:: Supplied entries

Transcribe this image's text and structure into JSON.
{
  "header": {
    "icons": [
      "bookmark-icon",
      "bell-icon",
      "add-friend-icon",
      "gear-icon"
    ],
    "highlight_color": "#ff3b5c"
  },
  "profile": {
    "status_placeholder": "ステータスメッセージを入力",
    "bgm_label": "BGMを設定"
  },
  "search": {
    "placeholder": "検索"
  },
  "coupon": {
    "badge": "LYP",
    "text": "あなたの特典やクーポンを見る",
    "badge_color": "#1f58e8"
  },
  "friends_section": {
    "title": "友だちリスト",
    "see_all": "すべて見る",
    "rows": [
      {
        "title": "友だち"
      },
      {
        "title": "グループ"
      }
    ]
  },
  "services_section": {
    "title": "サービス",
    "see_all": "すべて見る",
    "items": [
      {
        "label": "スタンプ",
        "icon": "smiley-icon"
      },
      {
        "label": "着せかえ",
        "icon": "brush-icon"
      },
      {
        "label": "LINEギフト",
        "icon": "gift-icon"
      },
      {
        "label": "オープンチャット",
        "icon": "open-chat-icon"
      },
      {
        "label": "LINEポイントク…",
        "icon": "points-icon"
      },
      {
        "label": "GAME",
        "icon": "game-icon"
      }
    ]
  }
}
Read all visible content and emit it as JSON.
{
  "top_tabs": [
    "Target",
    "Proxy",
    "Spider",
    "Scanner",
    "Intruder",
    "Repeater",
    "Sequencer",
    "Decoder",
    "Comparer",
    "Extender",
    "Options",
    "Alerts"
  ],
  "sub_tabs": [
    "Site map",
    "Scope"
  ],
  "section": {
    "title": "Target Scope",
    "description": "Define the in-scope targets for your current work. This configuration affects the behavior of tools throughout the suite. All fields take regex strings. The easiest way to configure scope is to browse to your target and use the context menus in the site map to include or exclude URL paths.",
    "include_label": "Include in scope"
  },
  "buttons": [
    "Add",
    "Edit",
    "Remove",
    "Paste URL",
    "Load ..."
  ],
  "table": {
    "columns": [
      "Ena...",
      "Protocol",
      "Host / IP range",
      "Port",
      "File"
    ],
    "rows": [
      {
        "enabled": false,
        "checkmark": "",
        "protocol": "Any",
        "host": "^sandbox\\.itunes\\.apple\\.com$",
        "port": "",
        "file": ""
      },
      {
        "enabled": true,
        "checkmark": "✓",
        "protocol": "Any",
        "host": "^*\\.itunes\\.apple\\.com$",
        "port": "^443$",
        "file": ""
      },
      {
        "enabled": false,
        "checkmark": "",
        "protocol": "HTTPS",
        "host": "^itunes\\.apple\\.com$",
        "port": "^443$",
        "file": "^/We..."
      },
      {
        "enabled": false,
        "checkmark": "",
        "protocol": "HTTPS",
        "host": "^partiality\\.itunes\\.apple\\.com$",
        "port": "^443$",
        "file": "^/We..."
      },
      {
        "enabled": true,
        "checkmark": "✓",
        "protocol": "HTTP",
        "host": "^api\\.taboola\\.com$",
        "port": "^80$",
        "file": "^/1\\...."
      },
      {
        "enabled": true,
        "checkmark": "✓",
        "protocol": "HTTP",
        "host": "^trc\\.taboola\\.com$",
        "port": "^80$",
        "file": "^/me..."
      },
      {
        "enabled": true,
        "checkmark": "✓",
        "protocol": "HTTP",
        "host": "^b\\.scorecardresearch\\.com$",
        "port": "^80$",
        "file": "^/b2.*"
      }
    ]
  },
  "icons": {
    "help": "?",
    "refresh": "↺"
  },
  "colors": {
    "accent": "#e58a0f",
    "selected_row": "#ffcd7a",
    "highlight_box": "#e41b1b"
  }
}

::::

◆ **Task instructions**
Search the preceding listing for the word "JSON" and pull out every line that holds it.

◆ **Solution to the exercise**
Transcribe this image's text and structure into JSON.
Read all visible content and emit it as JSON.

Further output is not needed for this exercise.